Listed entries below:
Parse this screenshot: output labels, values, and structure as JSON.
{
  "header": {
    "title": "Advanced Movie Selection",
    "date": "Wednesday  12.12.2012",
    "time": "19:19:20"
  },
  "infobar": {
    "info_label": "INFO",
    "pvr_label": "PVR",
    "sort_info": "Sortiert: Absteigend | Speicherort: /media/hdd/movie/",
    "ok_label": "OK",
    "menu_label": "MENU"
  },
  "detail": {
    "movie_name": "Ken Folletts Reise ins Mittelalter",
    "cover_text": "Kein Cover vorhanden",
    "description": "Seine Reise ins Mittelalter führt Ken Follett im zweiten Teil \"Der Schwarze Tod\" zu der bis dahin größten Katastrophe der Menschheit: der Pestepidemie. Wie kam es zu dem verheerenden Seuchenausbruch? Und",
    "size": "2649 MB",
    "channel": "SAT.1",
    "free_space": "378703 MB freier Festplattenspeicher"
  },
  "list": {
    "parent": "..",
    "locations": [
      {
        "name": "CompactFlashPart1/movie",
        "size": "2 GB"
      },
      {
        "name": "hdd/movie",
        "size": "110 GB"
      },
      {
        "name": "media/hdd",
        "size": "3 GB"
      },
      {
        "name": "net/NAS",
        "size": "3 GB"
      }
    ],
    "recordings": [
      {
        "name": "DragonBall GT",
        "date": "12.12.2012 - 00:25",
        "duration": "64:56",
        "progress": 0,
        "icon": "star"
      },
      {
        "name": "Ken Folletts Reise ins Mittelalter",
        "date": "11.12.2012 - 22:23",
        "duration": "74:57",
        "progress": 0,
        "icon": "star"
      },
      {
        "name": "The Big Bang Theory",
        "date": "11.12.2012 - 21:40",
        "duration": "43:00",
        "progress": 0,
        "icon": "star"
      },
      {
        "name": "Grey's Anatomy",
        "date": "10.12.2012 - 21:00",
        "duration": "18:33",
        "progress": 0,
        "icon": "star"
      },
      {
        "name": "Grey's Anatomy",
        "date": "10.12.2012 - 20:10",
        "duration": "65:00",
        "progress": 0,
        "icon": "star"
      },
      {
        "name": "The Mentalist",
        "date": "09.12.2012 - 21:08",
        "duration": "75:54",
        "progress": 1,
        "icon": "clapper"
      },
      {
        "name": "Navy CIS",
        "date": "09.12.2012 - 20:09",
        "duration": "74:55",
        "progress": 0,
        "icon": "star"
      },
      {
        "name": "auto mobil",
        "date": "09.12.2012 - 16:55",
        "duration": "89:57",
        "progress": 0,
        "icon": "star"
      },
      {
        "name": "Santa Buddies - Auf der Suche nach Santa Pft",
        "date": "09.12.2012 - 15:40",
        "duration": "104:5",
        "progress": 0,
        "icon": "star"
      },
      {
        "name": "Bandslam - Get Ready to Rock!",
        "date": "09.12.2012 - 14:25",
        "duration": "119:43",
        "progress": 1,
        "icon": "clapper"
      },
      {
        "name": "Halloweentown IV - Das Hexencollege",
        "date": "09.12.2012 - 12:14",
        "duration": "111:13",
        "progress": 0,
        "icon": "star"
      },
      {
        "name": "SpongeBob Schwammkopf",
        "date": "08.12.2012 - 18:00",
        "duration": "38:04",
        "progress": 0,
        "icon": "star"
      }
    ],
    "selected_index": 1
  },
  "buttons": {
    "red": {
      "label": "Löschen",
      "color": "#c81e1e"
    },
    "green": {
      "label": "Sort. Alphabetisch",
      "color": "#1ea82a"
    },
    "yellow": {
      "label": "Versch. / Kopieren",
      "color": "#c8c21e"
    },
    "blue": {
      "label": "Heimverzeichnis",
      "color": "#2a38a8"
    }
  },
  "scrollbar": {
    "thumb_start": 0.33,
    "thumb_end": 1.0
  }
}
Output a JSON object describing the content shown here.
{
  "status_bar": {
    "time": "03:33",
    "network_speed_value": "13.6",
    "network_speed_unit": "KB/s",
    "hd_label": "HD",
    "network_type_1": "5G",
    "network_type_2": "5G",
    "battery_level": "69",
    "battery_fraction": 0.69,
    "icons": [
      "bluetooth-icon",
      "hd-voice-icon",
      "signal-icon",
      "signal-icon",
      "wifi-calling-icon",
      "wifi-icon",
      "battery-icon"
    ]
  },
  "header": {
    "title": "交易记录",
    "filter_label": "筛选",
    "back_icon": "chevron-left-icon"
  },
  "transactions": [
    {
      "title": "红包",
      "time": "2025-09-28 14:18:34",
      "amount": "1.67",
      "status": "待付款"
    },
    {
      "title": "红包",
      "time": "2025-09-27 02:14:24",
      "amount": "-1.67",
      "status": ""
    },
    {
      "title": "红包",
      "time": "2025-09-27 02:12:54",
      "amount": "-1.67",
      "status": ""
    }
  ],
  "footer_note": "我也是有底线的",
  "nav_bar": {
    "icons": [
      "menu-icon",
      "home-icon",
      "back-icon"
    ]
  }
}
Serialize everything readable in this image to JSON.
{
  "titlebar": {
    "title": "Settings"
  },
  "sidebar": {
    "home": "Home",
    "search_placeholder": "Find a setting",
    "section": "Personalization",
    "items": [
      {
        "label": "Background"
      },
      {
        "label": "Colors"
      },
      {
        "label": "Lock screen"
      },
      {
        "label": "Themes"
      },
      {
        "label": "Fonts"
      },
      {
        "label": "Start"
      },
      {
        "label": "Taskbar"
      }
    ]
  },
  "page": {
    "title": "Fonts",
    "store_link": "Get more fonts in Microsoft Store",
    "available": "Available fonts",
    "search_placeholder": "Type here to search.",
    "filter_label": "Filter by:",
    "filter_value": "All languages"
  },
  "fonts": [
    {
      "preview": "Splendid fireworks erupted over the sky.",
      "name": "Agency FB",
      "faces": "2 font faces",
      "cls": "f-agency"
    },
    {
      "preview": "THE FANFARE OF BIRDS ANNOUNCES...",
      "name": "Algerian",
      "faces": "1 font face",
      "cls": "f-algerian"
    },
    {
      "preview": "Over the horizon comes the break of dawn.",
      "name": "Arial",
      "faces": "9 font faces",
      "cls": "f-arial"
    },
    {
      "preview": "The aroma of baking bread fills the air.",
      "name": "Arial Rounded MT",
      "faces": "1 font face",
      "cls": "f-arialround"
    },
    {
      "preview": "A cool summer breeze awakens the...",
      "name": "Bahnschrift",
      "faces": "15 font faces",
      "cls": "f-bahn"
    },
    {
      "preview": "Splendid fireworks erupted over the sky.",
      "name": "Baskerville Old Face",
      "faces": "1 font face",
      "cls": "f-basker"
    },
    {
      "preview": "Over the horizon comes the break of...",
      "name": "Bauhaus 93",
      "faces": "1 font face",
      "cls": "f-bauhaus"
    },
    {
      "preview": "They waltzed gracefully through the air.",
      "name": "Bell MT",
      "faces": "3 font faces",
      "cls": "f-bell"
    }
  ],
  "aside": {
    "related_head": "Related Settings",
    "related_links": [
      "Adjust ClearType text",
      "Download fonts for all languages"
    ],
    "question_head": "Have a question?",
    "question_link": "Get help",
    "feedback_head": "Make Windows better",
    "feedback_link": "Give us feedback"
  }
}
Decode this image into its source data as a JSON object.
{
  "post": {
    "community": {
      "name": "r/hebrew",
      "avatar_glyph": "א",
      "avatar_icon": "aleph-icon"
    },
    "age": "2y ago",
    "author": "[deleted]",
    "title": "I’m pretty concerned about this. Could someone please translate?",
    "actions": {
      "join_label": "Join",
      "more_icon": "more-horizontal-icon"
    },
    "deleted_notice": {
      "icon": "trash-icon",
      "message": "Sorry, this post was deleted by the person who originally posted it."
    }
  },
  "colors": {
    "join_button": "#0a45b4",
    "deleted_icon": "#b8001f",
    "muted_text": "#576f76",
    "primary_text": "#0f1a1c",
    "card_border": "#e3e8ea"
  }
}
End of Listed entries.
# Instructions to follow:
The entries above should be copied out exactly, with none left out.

# Solution to the exercise:
Parse this screenshot: output labels, values, and structure as JSON.
{
  "header": {
    "title": "Advanced Movie Selection",
    "date": "Wednesday  12.12.2012",
    "time": "19:19:20"
  },
  "infobar": {
    "info_label": "INFO",
    "pvr_label": "PVR",
    "sort_info": "Sortiert: Absteigend | Speicherort: /media/hdd/movie/",
    "ok_label": "OK",
    "menu_label": "MENU"
  },
  "detail": {
    "movie_name": "Ken Folletts Reise ins Mittelalter",
    "cover_text": "Kein Cover vorhanden",
    "description": "Seine Reise ins Mittelalter führt Ken Follett im zweiten Teil \"Der Schwarze Tod\" zu der bis dahin größten Katastrophe der Menschheit: der Pestepidemie. Wie kam es zu dem verheerenden Seuchenausbruch? Und",
    "size": "2649 MB",
    "channel": "SAT.1",
    "free_space": "378703 MB freier Festplattenspeicher"
  },
  "list": {
    "parent": "..",
    "locations": [
      {
        "name": "CompactFlashPart1/movie",
        "size": "2 GB"
      },
      {
        "name": "hdd/movie",
        "size": "110 GB"
      },
      {
        "name": "media/hdd",
        "size": "3 GB"
      },
      {
        "name": "net/NAS",
        "size": "3 GB"
      }
    ],
    "recordings": [
      {
        "name": "DragonBall GT",
        "date": "12.12.2012 - 00:25",
        "duration": "64:56",
        "progress": 0,
        "icon": "star"
      },
      {
        "name": "Ken Folletts Reise ins Mittelalter",
        "date": "11.12.2012 - 22:23",
        "duration": "74:57",
        "progress": 0,
        "icon": "star"
      },
      {
        "name": "The Big Bang Theory",
        "date": "11.12.2012 - 21:40",
        "duration": "43:00",
        "progress": 0,
        "icon": "star"
      },
      {
        "name": "Grey's Anatomy",
        "date": "10.12.2012 - 21:00",
        "duration": "18:33",
        "progress": 0,
        "icon": "star"
      },
      {
        "name": "Grey's Anatomy",
        "date": "10.12.2012 - 20:10",
        "duration": "65:00",
        "progress": 0,
        "icon": "star"
      },
      {
        "name": "The Mentalist",
        "date": "09.12.2012 - 21:08",
        "duration": "75:54",
        "progress": 1,
        "icon": "clapper"
      },
      {
        "name": "Navy CIS",
        "date": "09.12.2012 - 20:09",
        "duration": "74:55",
        "progress": 0,
        "icon": "star"
      },
      {
        "name": "auto mobil",
        "date": "09.12.2012 - 16:55",
        "duration": "89:57",
        "progress": 0,
        "icon": "star"
      },
      {
        "name": "Santa Buddies - Auf der Suche nach Santa Pft",
        "date": "09.12.2012 - 15:40",
        "duration": "104:5",
        "progress": 0,
        "icon": "star"
      },
      {
        "name": "Bandslam - Get Ready to Rock!",
        "date": "09.12.2012 - 14:25",
        "duration": "119:43",
        "progress": 1,
        "icon": "clapper"
      },
      {
        "name": "Halloweentown IV - Das Hexencollege",
        "date": "09.12.2012 - 12:14",
        "duration": "111:13",
        "progress": 0,
        "icon": "star"
      },
      {
        "name": "SpongeBob Schwammkopf",
        "date": "08.12.2012 - 18:00",
        "duration": "38:04",
        "progress": 0,
        "icon": "star"
      }
    ],
    "selected_index": 1
  },
  "buttons": {
    "red": {
      "label": "Löschen",
      "color": "#c81e1e"
    },
    "green": {
      "label": "Sort. Alphabetisch",
      "color": "#1ea82a"
    },
    "yellow": {
      "label": "Versch. / Kopieren",
      "color": "#c8c21e"
    },
    "blue": {
      "label": "Heimverzeichnis",
      "color": "#2a38a8"
    }
  },
  "scrollbar": {
    "thumb_start": 0.33,
    "thumb_end": 1.0
  }
}
Output a JSON object describing the content shown here.
{
  "status_bar": {
    "time": "03:33",
    "network_speed_value": "13.6",
    "network_speed_unit": "KB/s",
    "hd_label": "HD",
    "network_type_1": "5G",
    "network_type_2": "5G",
    "battery_level": "69",
    "battery_fraction": 0.69,
    "icons": [
      "bluetooth-icon",
      "hd-voice-icon",
      "signal-icon",
      "signal-icon",
      "wifi-calling-icon",
      "wifi-icon",
      "battery-icon"
    ]
  },
  "header": {
    "title": "交易记录",
    "filter_label": "筛选",
    "back_icon": "chevron-left-icon"
  },
  "transactions": [
    {
      "title": "红包",
      "time": "2025-09-28 14:18:34",
      "amount": "1.67",
      "status": "待付款"
    },
    {
      "title": "红包",
      "time": "2025-09-27 02:14:24",
      "amount": "-1.67",
      "status": ""
    },
    {
      "title": "红包",
      "time": "2025-09-27 02:12:54",
      "amount": "-1.67",
      "status": ""
    }
  ],
  "footer_note": "我也是有底线的",
  "nav_bar": {
    "icons": [
      "menu-icon",
      "home-icon",
      "back-icon"
    ]
  }
}
Serialize everything readable in this image to JSON.
{
  "titlebar": {
    "title": "Settings"
  },
  "sidebar": {
    "home": "Home",
    "search_placeholder": "Find a setting",
    "section": "Personalization",
    "items": [
      {
        "label": "Background"
      },
      {
        "label": "Colors"
      },
      {
        "label": "Lock screen"
      },
      {
        "label": "Themes"
      },
      {
        "label": "Fonts"
      },
      {
        "label": "Start"
      },
      {
        "label": "Taskbar"
      }
    ]
  },
  "page": {
    "title": "Fonts",
    "store_link": "Get more fonts in Microsoft Store",
    "available": "Available fonts",
    "search_placeholder": "Type here to search.",
    "filter_label": "Filter by:",
    "filter_value": "All languages"
  },
  "fonts": [
    {
      "preview": "Splendid fireworks erupted over the sky.",
      "name": "Agency FB",
      "faces": "2 font faces",
      "cls": "f-agency"
    },
    {
      "preview": "THE FANFARE OF BIRDS ANNOUNCES...",
      "name": "Algerian",
      "faces": "1 font face",
      "cls": "f-algerian"
    },
    {
      "preview": "Over the horizon comes the break of dawn.",
      "name": "Arial",
      "faces": "9 font faces",
      "cls": "f-arial"
    },
    {
      "preview": "The aroma of baking bread fills the air.",
      "name": "Arial Rounded MT",
      "faces": "1 font face",
      "cls": "f-arialround"
    },
    {
      "preview": "A cool summer breeze awakens the...",
      "name": "Bahnschrift",
      "faces": "15 font faces",
      "cls": "f-bahn"
    },
    {
      "preview": "Splendid fireworks erupted over the sky.",
      "name": "Baskerville Old Face",
      "faces": "1 font face",
      "cls": "f-basker"
    },
    {
      "preview": "Over the horizon comes the break of...",
      "name": "Bauhaus 93",
      "faces": "1 font face",
      "cls": "f-bauhaus"
    },
    {
      "preview": "They waltzed gracefully through the air.",
      "name": "Bell MT",
      "faces": "3 font faces",
      "cls": "f-bell"
    }
  ],
  "aside": {
    "related_head": "Related Settings",
    "related_links": [
      "Adjust ClearType text",
      "Download fonts for all languages"
    ],
    "question_head": "Have a question?",
    "question_link": "Get help",
    "feedback_head": "Make Windows better",
    "feedback_link": "Give us feedback"
  }
}
Decode this image into its source data as a JSON object.
{
  "post": {
    "community": {
      "name": "r/hebrew",
      "avatar_glyph": "א",
      "avatar_icon": "aleph-icon"
    },
    "age": "2y ago",
    "author": "[deleted]",
    "title": "I’m pretty concerned about this. Could someone please translate?",
    "actions": {
      "join_label": "Join",
      "more_icon": "more-horizontal-icon"
    },
    "deleted_notice": {
      "icon": "trash-icon",
      "message": "Sorry, this post was deleted by the person who originally posted it."
    }
  },
  "colors": {
    "join_button": "#0a45b4",
    "deleted_icon": "#b8001f",
    "muted_text": "#576f76",
    "primary_text": "#0f1a1c",
    "card_border": "#e3e8ea"
  }
}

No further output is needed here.